A Littlehampton boxing club owner has offered teenagers training to help the fight against youth crime.

Wednesday, 26th June 2019, 6:31 pm
Boxing club owner Chris Wright has launched his campaign

When gym owner Chris Wright saw a group of young people hanging around in Angmering, his first instinct was to warn the public.

But determined to put some positivity back into the world, he decided to reach out a helping glove to teenagers who might be tempted to take part in antisocial behaviour.

Following a warning post on Facebook about the youths, the 40-year-old father-of-two from East Preston shared another: this time offering to train them at Above the Belt in Arcade Road, Littlehampton.

Boxing club owner Chris Wright has launched his campaign

He described the reaction to it as ‘crazy’, with an uptake of teenagers joining the gym – which he took over in December – and the owner of IT services company Glencairn Consulting donating £1,000 to support the cause.

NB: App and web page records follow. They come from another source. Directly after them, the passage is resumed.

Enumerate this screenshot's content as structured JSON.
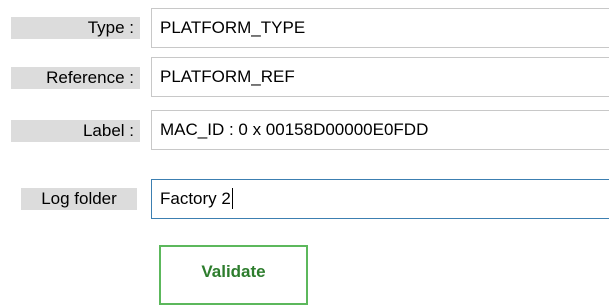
{
  "form": {
    "type": {
      "label": "Type :",
      "value": "PLATFORM_TYPE"
    },
    "reference": {
      "label": "Reference :",
      "value": "PLATFORM_REF"
    },
    "label_field": {
      "label": "Label :",
      "value": "MAC_ID : 0 x 00158D00000E0FDD"
    },
    "log_folder": {
      "label": "Log folder",
      "value": "Factory 2"
    }
  },
  "actions": {
    "validate_label": "Validate"
  },
  "colors": {
    "label_background": "#dcdcdc",
    "field_border": "#c8c8c8",
    "focused_border": "#3c7fb1",
    "validate_border": "#5cb85c",
    "validate_text": "#2d7d2d"
  }
}
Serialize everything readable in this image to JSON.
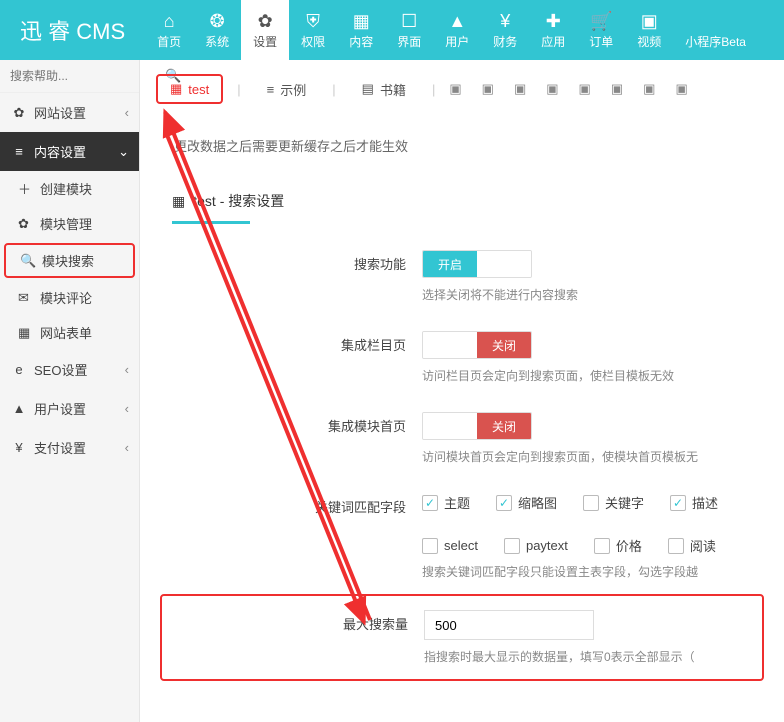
{
  "brand": "迅 睿 CMS",
  "topnav": [
    {
      "icon": "⌂",
      "label": "首页"
    },
    {
      "icon": "❂",
      "label": "系统"
    },
    {
      "icon": "✿",
      "label": "设置",
      "active": true
    },
    {
      "icon": "⛨",
      "label": "权限"
    },
    {
      "icon": "▦",
      "label": "内容"
    },
    {
      "icon": "☐",
      "label": "界面"
    },
    {
      "icon": "▲",
      "label": "用户"
    },
    {
      "icon": "¥",
      "label": "财务"
    },
    {
      "icon": "✚",
      "label": "应用"
    },
    {
      "icon": "🛒",
      "label": "订单"
    },
    {
      "icon": "▣",
      "label": "视频"
    },
    {
      "icon": "</>",
      "label": "小程序Beta"
    }
  ],
  "search": {
    "placeholder": "搜索帮助..."
  },
  "sidebar": {
    "site": {
      "icon": "✿",
      "label": "网站设置"
    },
    "content": {
      "icon": "≡",
      "label": "内容设置"
    },
    "subs": [
      {
        "icon": "＋",
        "label": "创建模块"
      },
      {
        "icon": "✿",
        "label": "模块管理"
      },
      {
        "icon": "🔍",
        "label": "模块搜索",
        "highlight": true
      },
      {
        "icon": "✉",
        "label": "模块评论"
      },
      {
        "icon": "▦",
        "label": "网站表单"
      }
    ],
    "seo": {
      "icon": "e",
      "label": "SEO设置"
    },
    "user": {
      "icon": "▲",
      "label": "用户设置"
    },
    "pay": {
      "icon": "¥",
      "label": "支付设置"
    }
  },
  "tabs": {
    "test": {
      "icon": "▦",
      "label": "test"
    },
    "demo": {
      "icon": "≡",
      "label": "示例"
    },
    "book": {
      "icon": "▤",
      "label": "书籍"
    }
  },
  "notice": "更改数据之后需要更新缓存之后才能生效",
  "panel": {
    "title": "test - 搜索设置",
    "icon": "▦"
  },
  "form": {
    "search_func": {
      "label": "搜索功能",
      "on": "开启",
      "help": "选择关闭将不能进行内容搜索"
    },
    "cat_page": {
      "label": "集成栏目页",
      "off": "关闭",
      "help": "访问栏目页会定向到搜索页面，使栏目模板无效"
    },
    "mod_home": {
      "label": "集成模块首页",
      "off": "关闭",
      "help": "访问模块首页会定向到搜索页面，使模块首页模板无"
    },
    "fields": {
      "label": "关键词匹配字段",
      "help": "搜索关键词匹配字段只能设置主表字段，勾选字段越"
    },
    "chips": [
      {
        "label": "主题",
        "checked": true
      },
      {
        "label": "缩略图",
        "checked": true
      },
      {
        "label": "关键字",
        "checked": false
      },
      {
        "label": "描述",
        "checked": true
      },
      {
        "label": "select",
        "checked": false
      },
      {
        "label": "paytext",
        "checked": false
      },
      {
        "label": "价格",
        "checked": false
      },
      {
        "label": "阅读",
        "checked": false
      }
    ],
    "max": {
      "label": "最大搜索量",
      "value": "500",
      "help": "指搜索时最大显示的数据量，填写0表示全部显示（"
    }
  }
}
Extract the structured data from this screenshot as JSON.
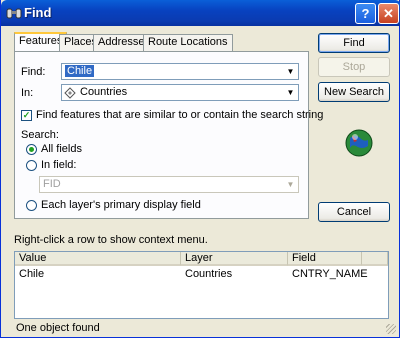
{
  "window": {
    "title": "Find",
    "help_glyph": "?",
    "close_glyph": "✕"
  },
  "tabs": [
    {
      "label": "Features",
      "active": true
    },
    {
      "label": "Places"
    },
    {
      "label": "Addresses"
    },
    {
      "label": "Route Locations"
    }
  ],
  "form": {
    "find_label": "Find:",
    "find_value": "Chile",
    "in_label": "In:",
    "in_value": "Countries",
    "similar_checkbox_label": "Find features that are similar to or contain the search string",
    "similar_checked": true,
    "search_label": "Search:",
    "radio_all_fields": "All fields",
    "radio_in_field": "In field:",
    "field_value": "FID",
    "radio_primary_field": "Each layer's primary display field"
  },
  "buttons": {
    "find": "Find",
    "stop": "Stop",
    "new_search": "New Search",
    "cancel": "Cancel"
  },
  "results": {
    "hint": "Right-click a row to show context menu.",
    "columns": [
      "Value",
      "Layer",
      "Field"
    ],
    "rows": [
      [
        "Chile",
        "Countries",
        "CNTRY_NAME"
      ]
    ]
  },
  "status": "One object found",
  "icons": {
    "title": "binoculars-icon",
    "layer": "layer-diamond-icon",
    "animation": "globe-icon"
  }
}
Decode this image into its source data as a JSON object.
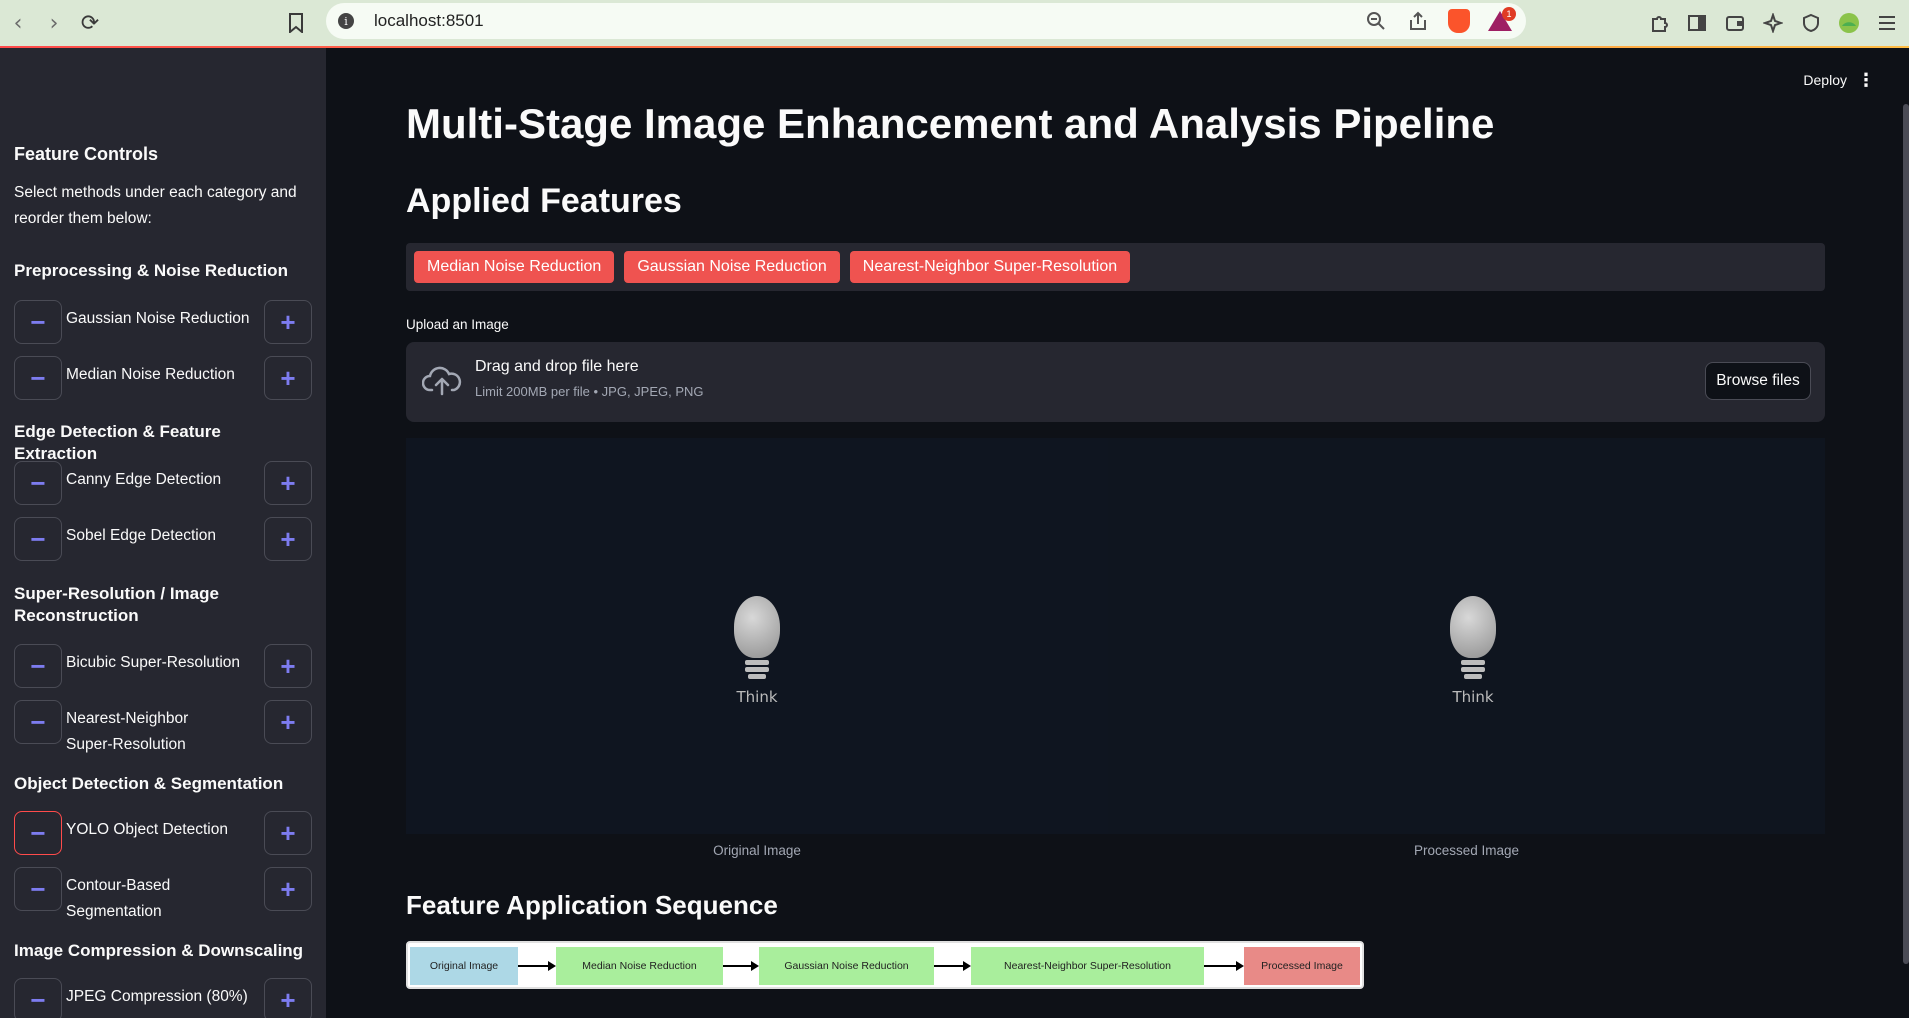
{
  "browser": {
    "url": "localhost:8501",
    "info_glyph": "i",
    "notification_badge": "1"
  },
  "sidebar": {
    "title": "Feature Controls",
    "subtitle": "Select methods under each category and reorder them below:",
    "minus_glyph": "−",
    "plus_glyph": "+",
    "categories": [
      {
        "title": "Preprocessing & Noise Reduction",
        "items": [
          "Gaussian Noise Reduction",
          "Median Noise Reduction"
        ]
      },
      {
        "title": "Edge Detection & Feature Extraction",
        "items": [
          "Canny Edge Detection",
          "Sobel Edge Detection"
        ]
      },
      {
        "title": "Super-Resolution / Image Reconstruction",
        "items": [
          "Bicubic Super-Resolution",
          "Nearest-Neighbor Super-Resolution"
        ]
      },
      {
        "title": "Object Detection & Segmentation",
        "items": [
          "YOLO Object Detection",
          "Contour-Based Segmentation"
        ]
      },
      {
        "title": "Image Compression & Downscaling",
        "items": [
          "JPEG Compression (80%)"
        ]
      }
    ]
  },
  "main": {
    "deploy_label": "Deploy",
    "menu_glyph": "⋮",
    "page_title": "Multi-Stage Image Enhancement and Analysis Pipeline",
    "applied_heading": "Applied Features",
    "applied_tags": [
      "Median Noise Reduction",
      "Gaussian Noise Reduction",
      "Nearest-Neighbor Super-Resolution"
    ],
    "upload": {
      "label": "Upload an Image",
      "drop_title": "Drag and drop file here",
      "limit_text": "Limit 200MB per file • JPG, JPEG, PNG",
      "browse_label": "Browse files"
    },
    "images": {
      "bulb_text": "Think",
      "original_caption": "Original Image",
      "processed_caption": "Processed Image"
    },
    "sequence_heading": "Feature Application Sequence",
    "sequence_nodes": [
      {
        "label": "Original Image",
        "color": "#add8e6"
      },
      {
        "label": "Median Noise Reduction",
        "color": "#a9ee9c"
      },
      {
        "label": "Gaussian Noise Reduction",
        "color": "#a9ee9c"
      },
      {
        "label": "Nearest-Neighbor Super-Resolution",
        "color": "#a9ee9c"
      },
      {
        "label": "Processed Image",
        "color": "#e88a87"
      }
    ]
  },
  "colors": {
    "accent_red": "#ef5350",
    "button_glyph": "#7d7cf0",
    "sidebar_bg": "#262730",
    "app_bg": "#0e1117"
  }
}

The former police officer said: “A friend of mine says ‘where positivity grows, energy flows, and I have tried to put positivity out there.

“This just shows that there is that need for support for that age group; they are the forgotten age group.”

Chris, who works in social services for his day job, held his first group for 11-17 year olds on Friday evening, charging £2 a session rather than the standard £5.

As a result of the Facebook post, he said The Angmering School in Station Road, Angmering, had approached him to run boxing lessons at the school for pupils at risk of falling prey of the county lines crime phenomenon and from underprivileged backgrounds.

County lines is the practice of drug gangs from London setting up hubs in smaller towns, often using children as runners. Chris said he was speaking to other schools in the area to see if they wanted to join the fledgling scheme.

He said the young people who had joined were already feeling the benefits that the discipline of boxing instilled.

He said: “One of the boys was getting very aggressive and angry at school, but he realised that if you step into the ring and get angry, you lose control and you get punched in the face.

“That is a metaphor for life as well.”

Chris got into boxing himself later in life, after injuring his knee in his penultimate martial arts fight in 2012 and dislocating his knee twice more afterwards while playing rugby.

If you know someone who could benefit from these classes, message the Above the Belt Facebook page or email Chris at [email protected]